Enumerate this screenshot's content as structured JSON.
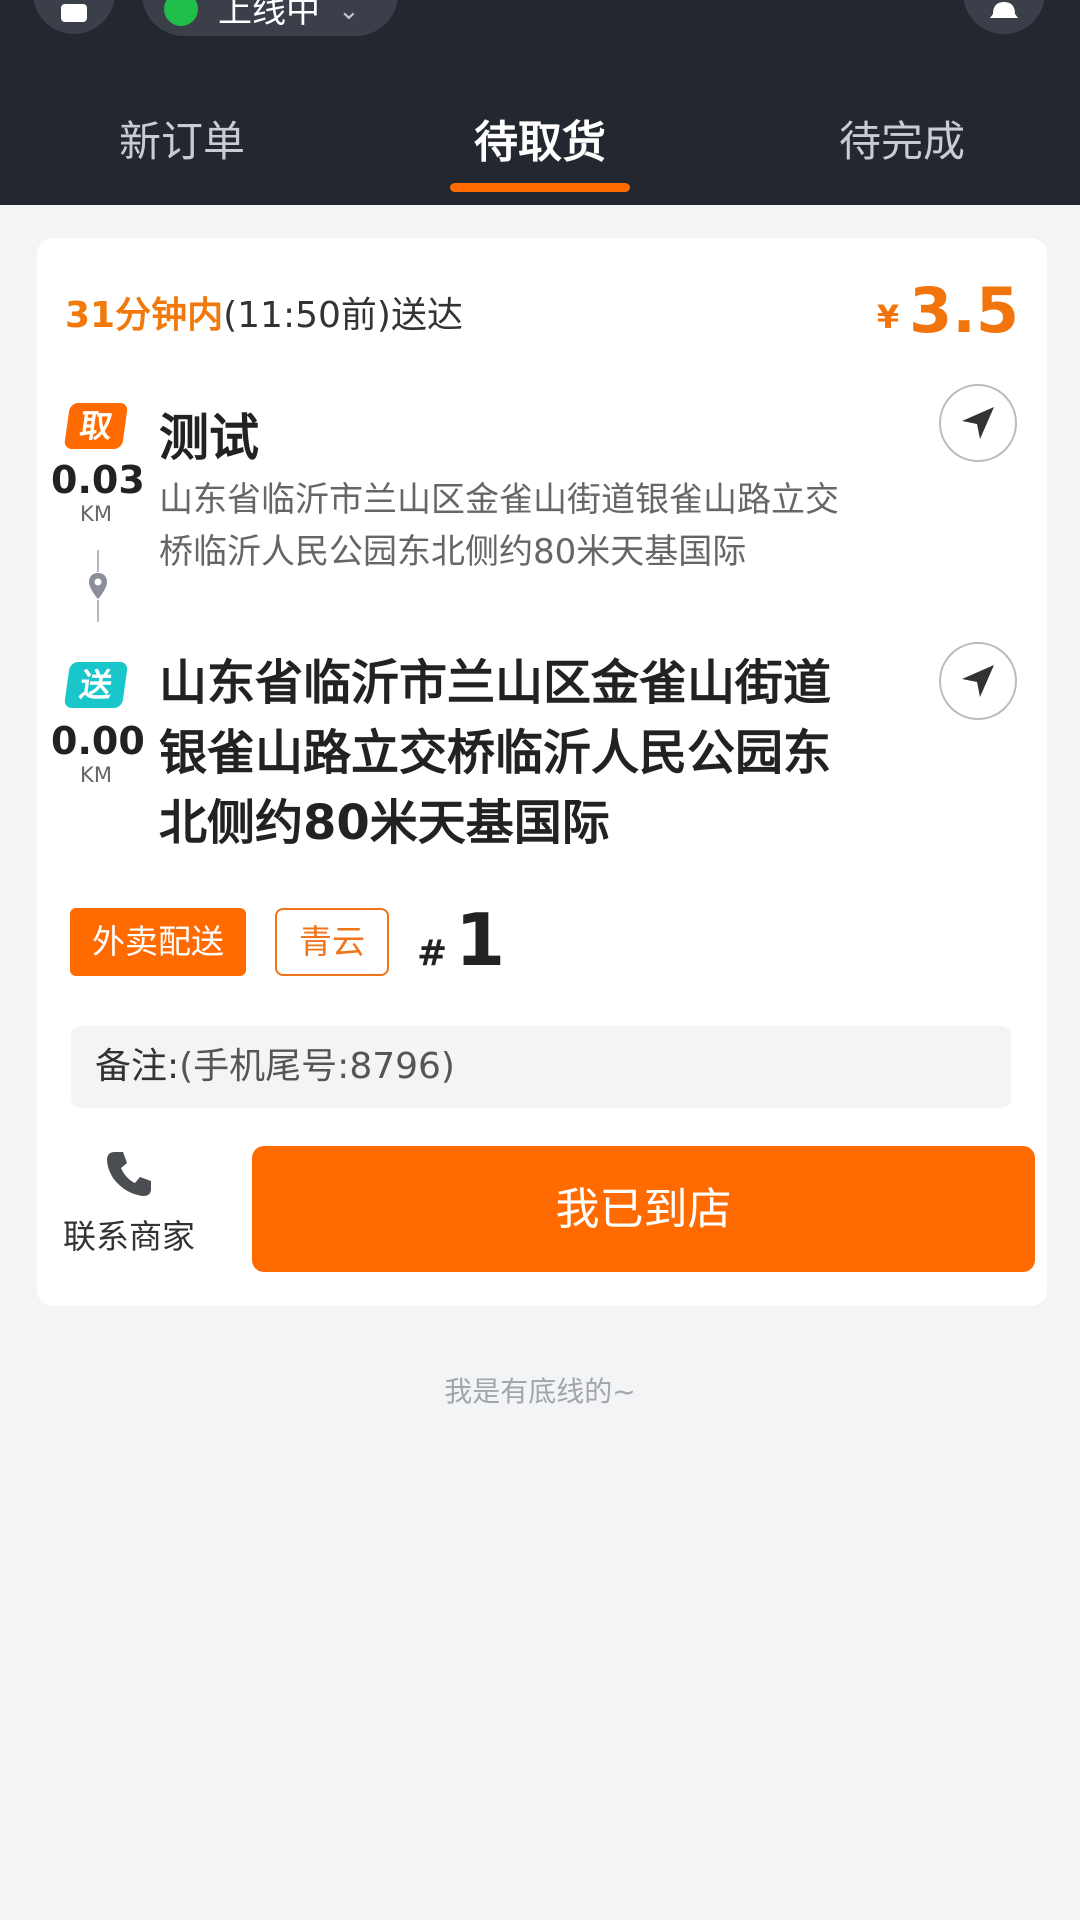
{
  "header": {
    "status_label": "上线中",
    "tabs": [
      {
        "label": "新订单"
      },
      {
        "label": "待取货"
      },
      {
        "label": "待完成"
      }
    ],
    "active_tab_index": 1
  },
  "order": {
    "deadline_highlight": "31分钟内",
    "deadline_rest": "(11:50前)送达",
    "price_currency": "¥",
    "price_amount": "3.5",
    "pickup": {
      "tag": "取",
      "distance": "0.03",
      "unit": "KM",
      "name": "测试",
      "address": "山东省临沂市兰山区金雀山街道银雀山路立交桥临沂人民公园东北侧约80米天基国际"
    },
    "dropoff": {
      "tag": "送",
      "distance": "0.00",
      "unit": "KM",
      "address": "山东省临沂市兰山区金雀山街道银雀山路立交桥临沂人民公园东北侧约80米天基国际"
    },
    "delivery_type": "外卖配送",
    "platform": "青云",
    "seq_hash": "#",
    "seq_number": "1",
    "remark_label": "备注:",
    "remark_value": "(手机尾号:8796)",
    "contact_label": "联系商家",
    "arrive_button": "我已到店"
  },
  "footer_note": "我是有底线的~",
  "colors": {
    "accent": "#ff6b00",
    "header_bg": "#232730",
    "drop_tag": "#19c6c9",
    "online_dot": "#1fbf4a"
  }
}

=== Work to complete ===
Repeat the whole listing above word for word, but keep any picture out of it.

=== Answer section ===
Enumerate this screenshot's content as structured JSON.
{
  "header": {
    "status_label": "上线中",
    "tabs": [
      {
        "label": "新订单"
      },
      {
        "label": "待取货"
      },
      {
        "label": "待完成"
      }
    ],
    "active_tab_index": 1
  },
  "order": {
    "deadline_highlight": "31分钟内",
    "deadline_rest": "(11:50前)送达",
    "price_currency": "¥",
    "price_amount": "3.5",
    "pickup": {
      "tag": "取",
      "distance": "0.03",
      "unit": "KM",
      "name": "测试",
      "address": "山东省临沂市兰山区金雀山街道银雀山路立交桥临沂人民公园东北侧约80米天基国际"
    },
    "dropoff": {
      "tag": "送",
      "distance": "0.00",
      "unit": "KM",
      "address": "山东省临沂市兰山区金雀山街道银雀山路立交桥临沂人民公园东北侧约80米天基国际"
    },
    "delivery_type": "外卖配送",
    "platform": "青云",
    "seq_hash": "#",
    "seq_number": "1",
    "remark_label": "备注:",
    "remark_value": "(手机尾号:8796)",
    "contact_label": "联系商家",
    "arrive_button": "我已到店"
  },
  "footer_note": "我是有底线的~",
  "colors": {
    "accent": "#ff6b00",
    "header_bg": "#232730",
    "drop_tag": "#19c6c9",
    "online_dot": "#1fbf4a"
  }
}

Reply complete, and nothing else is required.